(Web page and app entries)
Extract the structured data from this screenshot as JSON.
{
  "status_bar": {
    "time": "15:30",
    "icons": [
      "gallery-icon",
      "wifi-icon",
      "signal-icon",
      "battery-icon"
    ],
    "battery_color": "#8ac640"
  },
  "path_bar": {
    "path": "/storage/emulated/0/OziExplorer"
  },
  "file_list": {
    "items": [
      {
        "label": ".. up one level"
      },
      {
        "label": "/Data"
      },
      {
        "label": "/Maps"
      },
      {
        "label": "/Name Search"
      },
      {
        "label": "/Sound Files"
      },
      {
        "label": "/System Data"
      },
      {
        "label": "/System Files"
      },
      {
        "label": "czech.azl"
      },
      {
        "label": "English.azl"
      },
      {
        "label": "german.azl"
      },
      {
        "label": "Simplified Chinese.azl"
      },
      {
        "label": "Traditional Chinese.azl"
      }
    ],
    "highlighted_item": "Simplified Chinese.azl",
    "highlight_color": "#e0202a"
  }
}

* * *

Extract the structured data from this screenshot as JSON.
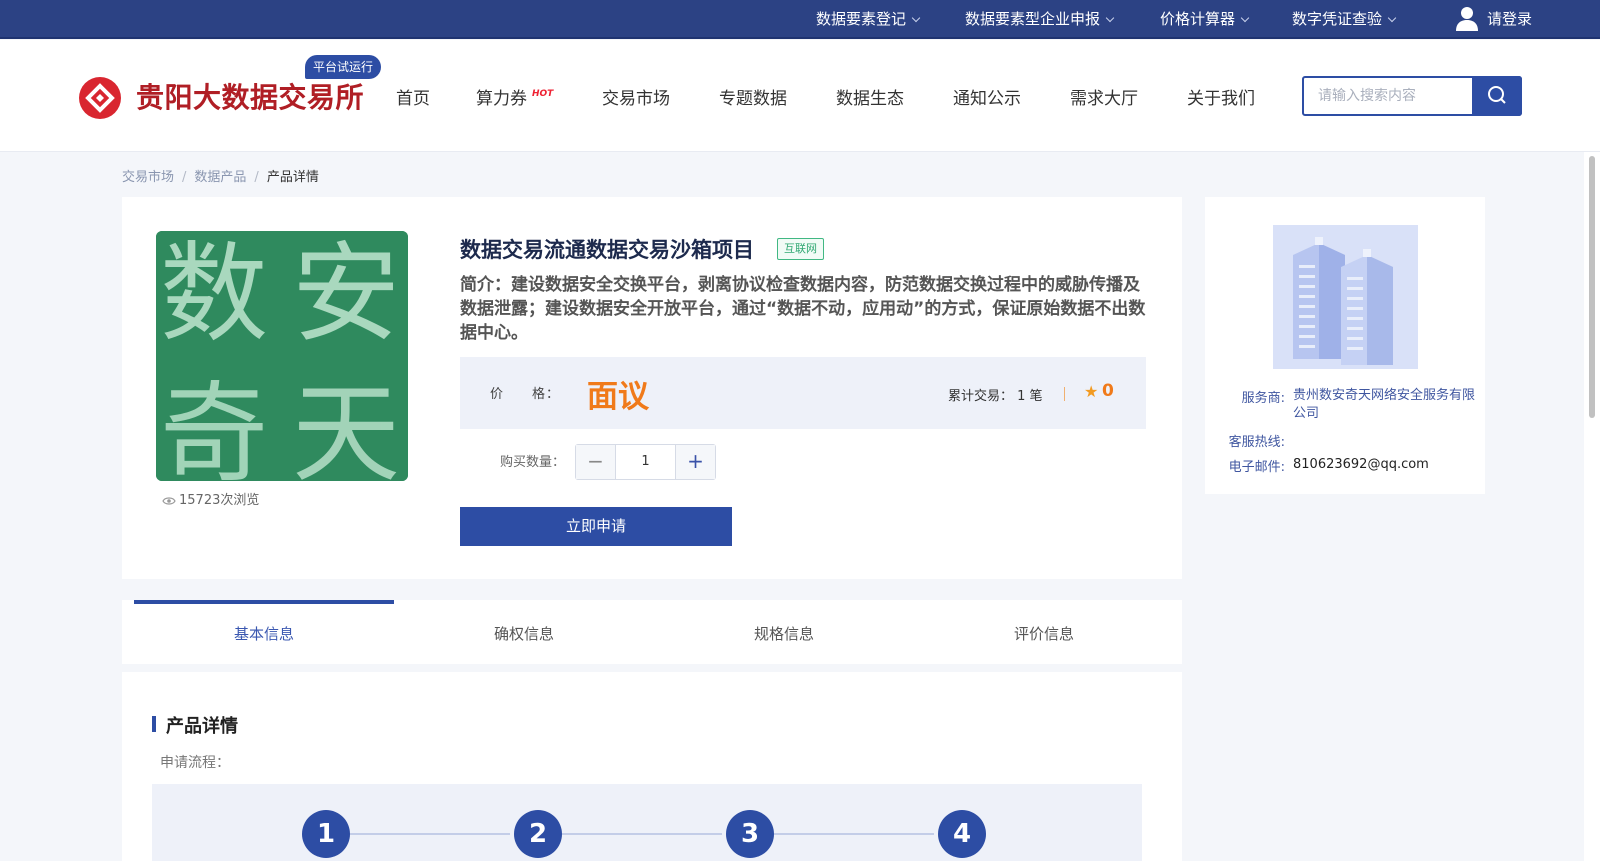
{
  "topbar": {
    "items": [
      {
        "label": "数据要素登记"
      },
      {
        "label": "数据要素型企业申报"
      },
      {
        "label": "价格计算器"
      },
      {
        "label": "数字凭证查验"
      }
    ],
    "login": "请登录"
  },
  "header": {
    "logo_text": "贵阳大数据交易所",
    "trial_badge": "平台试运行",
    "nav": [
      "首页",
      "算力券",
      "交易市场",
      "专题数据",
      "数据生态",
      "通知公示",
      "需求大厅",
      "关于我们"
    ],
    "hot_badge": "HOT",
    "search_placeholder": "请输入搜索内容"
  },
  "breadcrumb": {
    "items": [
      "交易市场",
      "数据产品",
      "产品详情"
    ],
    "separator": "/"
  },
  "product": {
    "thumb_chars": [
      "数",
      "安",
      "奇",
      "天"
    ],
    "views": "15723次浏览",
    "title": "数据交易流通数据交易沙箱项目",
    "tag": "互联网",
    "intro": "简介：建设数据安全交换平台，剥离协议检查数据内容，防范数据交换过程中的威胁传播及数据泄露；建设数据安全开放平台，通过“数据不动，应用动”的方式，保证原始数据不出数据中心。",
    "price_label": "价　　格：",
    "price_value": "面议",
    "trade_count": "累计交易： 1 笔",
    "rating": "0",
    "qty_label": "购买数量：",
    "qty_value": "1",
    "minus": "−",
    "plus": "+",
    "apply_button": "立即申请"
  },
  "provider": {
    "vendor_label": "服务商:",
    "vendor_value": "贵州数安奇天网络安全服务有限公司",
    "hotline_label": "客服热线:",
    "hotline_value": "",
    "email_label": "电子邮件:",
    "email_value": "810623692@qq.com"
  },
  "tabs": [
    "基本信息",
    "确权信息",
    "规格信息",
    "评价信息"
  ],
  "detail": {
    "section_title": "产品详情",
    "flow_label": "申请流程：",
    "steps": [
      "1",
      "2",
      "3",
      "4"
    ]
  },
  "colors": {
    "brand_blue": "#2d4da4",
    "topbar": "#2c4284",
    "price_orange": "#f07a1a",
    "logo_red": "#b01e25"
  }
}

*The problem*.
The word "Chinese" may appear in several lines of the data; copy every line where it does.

*Answer area*.
        "label": "Simplified Chinese.azl"
        "label": "Traditional Chinese.azl"
    "highlighted_item": "Simplified Chinese.azl",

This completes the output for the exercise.